▶ Problem to work on: Every record gets copied exactly, and no picture goes with it.

────────────────

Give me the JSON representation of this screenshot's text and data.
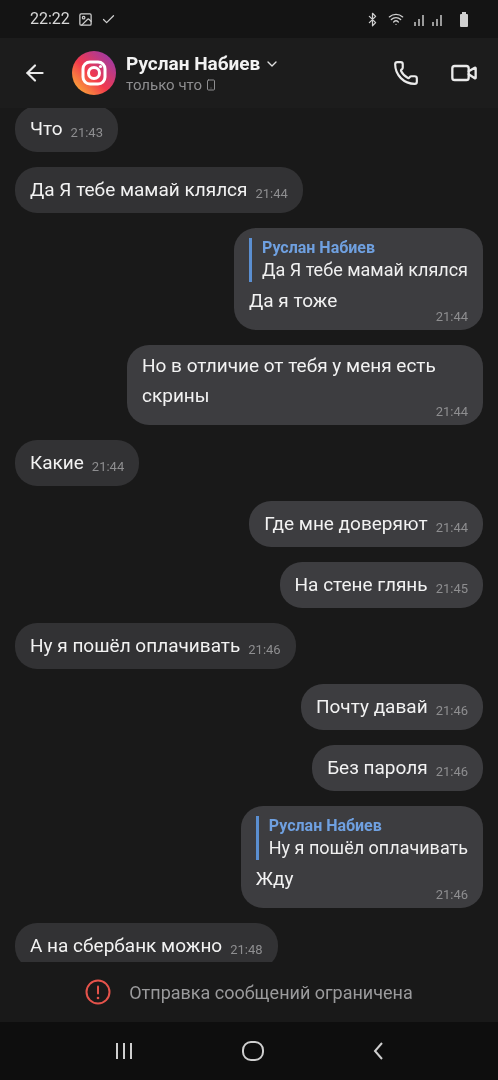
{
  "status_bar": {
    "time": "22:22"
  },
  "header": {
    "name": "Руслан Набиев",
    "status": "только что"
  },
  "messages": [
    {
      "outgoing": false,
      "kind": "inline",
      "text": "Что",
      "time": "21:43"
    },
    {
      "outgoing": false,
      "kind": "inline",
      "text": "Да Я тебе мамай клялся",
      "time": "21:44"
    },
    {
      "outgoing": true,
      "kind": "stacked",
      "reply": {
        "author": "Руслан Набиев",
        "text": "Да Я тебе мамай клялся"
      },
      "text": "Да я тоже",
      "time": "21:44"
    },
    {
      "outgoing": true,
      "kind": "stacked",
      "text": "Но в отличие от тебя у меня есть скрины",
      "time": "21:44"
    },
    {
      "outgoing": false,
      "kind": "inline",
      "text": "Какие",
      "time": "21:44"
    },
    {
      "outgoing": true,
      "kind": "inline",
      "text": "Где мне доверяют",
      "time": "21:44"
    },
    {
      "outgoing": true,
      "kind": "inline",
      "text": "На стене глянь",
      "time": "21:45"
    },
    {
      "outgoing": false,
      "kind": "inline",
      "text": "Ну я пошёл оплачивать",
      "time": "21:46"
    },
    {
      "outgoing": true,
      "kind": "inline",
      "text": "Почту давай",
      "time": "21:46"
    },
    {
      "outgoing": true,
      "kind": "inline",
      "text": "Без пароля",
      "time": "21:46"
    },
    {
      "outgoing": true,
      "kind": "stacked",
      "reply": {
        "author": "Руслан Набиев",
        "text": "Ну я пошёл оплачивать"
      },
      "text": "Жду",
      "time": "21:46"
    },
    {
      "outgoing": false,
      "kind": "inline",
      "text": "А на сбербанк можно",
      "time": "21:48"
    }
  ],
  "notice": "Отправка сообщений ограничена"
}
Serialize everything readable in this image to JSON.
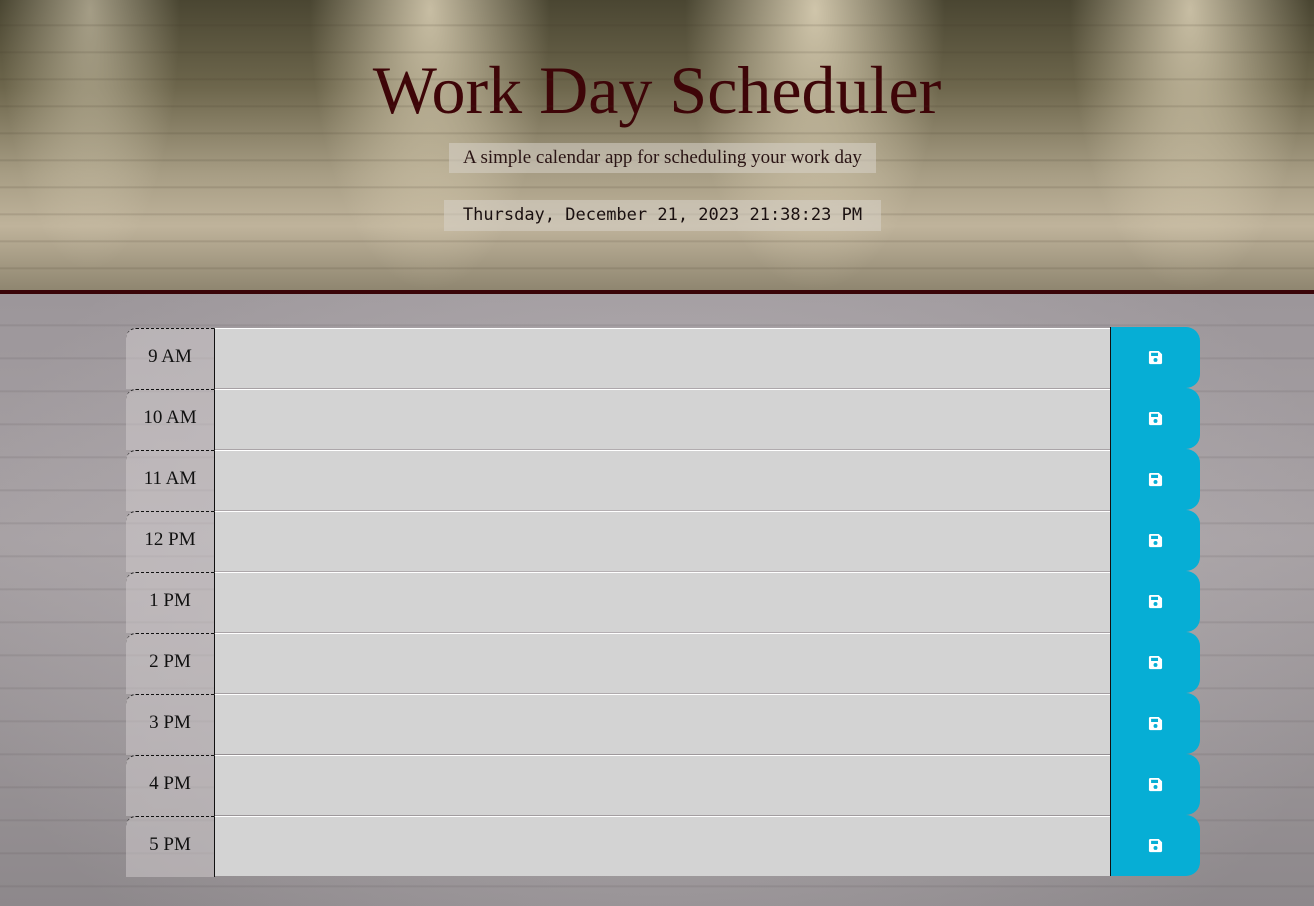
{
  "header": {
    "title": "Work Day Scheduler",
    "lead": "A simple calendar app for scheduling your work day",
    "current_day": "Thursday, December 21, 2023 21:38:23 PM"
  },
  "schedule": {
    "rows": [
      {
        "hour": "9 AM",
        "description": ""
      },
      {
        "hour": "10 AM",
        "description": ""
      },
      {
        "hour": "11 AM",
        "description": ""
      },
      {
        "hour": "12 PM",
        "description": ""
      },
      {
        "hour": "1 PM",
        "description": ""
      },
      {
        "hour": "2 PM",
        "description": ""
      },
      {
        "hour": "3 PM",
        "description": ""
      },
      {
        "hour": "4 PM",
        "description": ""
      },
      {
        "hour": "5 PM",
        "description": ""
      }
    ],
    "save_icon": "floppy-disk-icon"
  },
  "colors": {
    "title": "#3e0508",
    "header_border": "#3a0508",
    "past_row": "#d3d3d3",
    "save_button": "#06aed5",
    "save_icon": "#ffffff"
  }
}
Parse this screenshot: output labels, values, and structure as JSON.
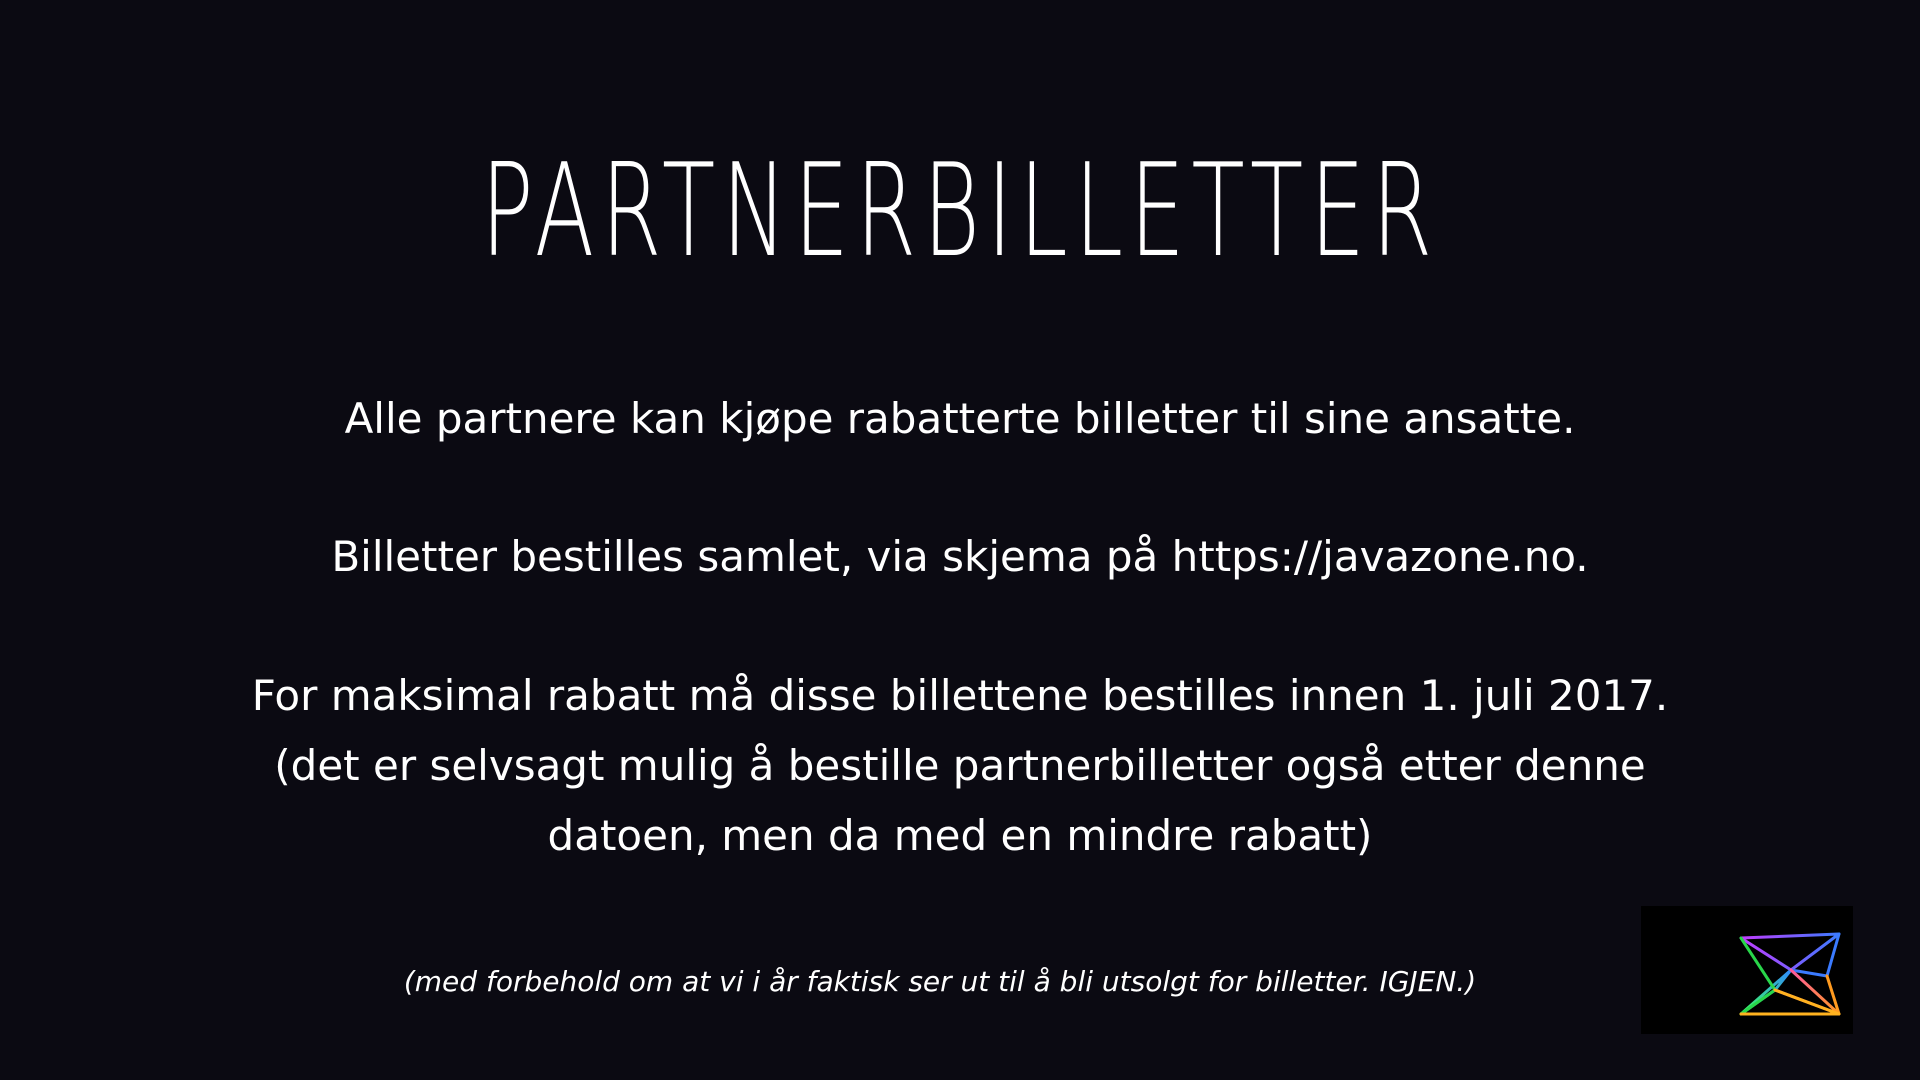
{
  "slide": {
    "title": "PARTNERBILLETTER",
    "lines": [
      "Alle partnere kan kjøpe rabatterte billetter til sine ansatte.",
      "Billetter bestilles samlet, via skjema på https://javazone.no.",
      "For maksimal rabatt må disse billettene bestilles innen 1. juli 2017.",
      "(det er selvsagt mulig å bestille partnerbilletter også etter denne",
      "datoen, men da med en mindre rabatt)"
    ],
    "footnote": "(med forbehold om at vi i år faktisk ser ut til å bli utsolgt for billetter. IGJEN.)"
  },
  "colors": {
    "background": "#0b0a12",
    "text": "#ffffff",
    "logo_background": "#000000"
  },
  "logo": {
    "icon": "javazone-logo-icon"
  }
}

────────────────

▶ Answer space:
Give me the JSON representation of this screenshot's text and data.
{
  "status_bar": {
    "time": "22:22"
  },
  "header": {
    "name": "Руслан Набиев",
    "status": "только что"
  },
  "messages": [
    {
      "outgoing": false,
      "kind": "inline",
      "text": "Что",
      "time": "21:43"
    },
    {
      "outgoing": false,
      "kind": "inline",
      "text": "Да Я тебе мамай клялся",
      "time": "21:44"
    },
    {
      "outgoing": true,
      "kind": "stacked",
      "reply": {
        "author": "Руслан Набиев",
        "text": "Да Я тебе мамай клялся"
      },
      "text": "Да я тоже",
      "time": "21:44"
    },
    {
      "outgoing": true,
      "kind": "stacked",
      "text": "Но в отличие от тебя у меня есть скрины",
      "time": "21:44"
    },
    {
      "outgoing": false,
      "kind": "inline",
      "text": "Какие",
      "time": "21:44"
    },
    {
      "outgoing": true,
      "kind": "inline",
      "text": "Где мне доверяют",
      "time": "21:44"
    },
    {
      "outgoing": true,
      "kind": "inline",
      "text": "На стене глянь",
      "time": "21:45"
    },
    {
      "outgoing": false,
      "kind": "inline",
      "text": "Ну я пошёл оплачивать",
      "time": "21:46"
    },
    {
      "outgoing": true,
      "kind": "inline",
      "text": "Почту давай",
      "time": "21:46"
    },
    {
      "outgoing": true,
      "kind": "inline",
      "text": "Без пароля",
      "time": "21:46"
    },
    {
      "outgoing": true,
      "kind": "stacked",
      "reply": {
        "author": "Руслан Набиев",
        "text": "Ну я пошёл оплачивать"
      },
      "text": "Жду",
      "time": "21:46"
    },
    {
      "outgoing": false,
      "kind": "inline",
      "text": "А на сбербанк можно",
      "time": "21:48"
    }
  ],
  "notice": "Отправка сообщений ограничена"
}
Serialize everything readable in this image to JSON.
{
  "header": {
    "title": "Work Day Scheduler",
    "lead": "A simple calendar app for scheduling your work day",
    "current_day": "Thursday, December 21, 2023 21:38:23 PM"
  },
  "schedule": {
    "rows": [
      {
        "hour": "9 AM",
        "description": ""
      },
      {
        "hour": "10 AM",
        "description": ""
      },
      {
        "hour": "11 AM",
        "description": ""
      },
      {
        "hour": "12 PM",
        "description": ""
      },
      {
        "hour": "1 PM",
        "description": ""
      },
      {
        "hour": "2 PM",
        "description": ""
      },
      {
        "hour": "3 PM",
        "description": ""
      },
      {
        "hour": "4 PM",
        "description": ""
      },
      {
        "hour": "5 PM",
        "description": ""
      }
    ],
    "save_icon": "floppy-disk-icon"
  },
  "colors": {
    "title": "#3e0508",
    "header_border": "#3a0508",
    "past_row": "#d3d3d3",
    "save_button": "#06aed5",
    "save_icon": "#ffffff"
  }
}
Parse this screenshot: output labels, values, and structure as JSON.
{
  "slide": {
    "title": "PARTNERBILLETTER",
    "lines": [
      "Alle partnere kan kjøpe rabatterte billetter til sine ansatte.",
      "Billetter bestilles samlet, via skjema på https://javazone.no.",
      "For maksimal rabatt må disse billettene bestilles innen 1. juli 2017.",
      "(det er selvsagt mulig å bestille partnerbilletter også etter denne",
      "datoen, men da med en mindre rabatt)"
    ],
    "footnote": "(med forbehold om at vi i år faktisk ser ut til å bli utsolgt for billetter. IGJEN.)"
  },
  "colors": {
    "background": "#0b0a12",
    "text": "#ffffff",
    "logo_background": "#000000"
  },
  "logo": {
    "icon": "javazone-logo-icon"
  }
}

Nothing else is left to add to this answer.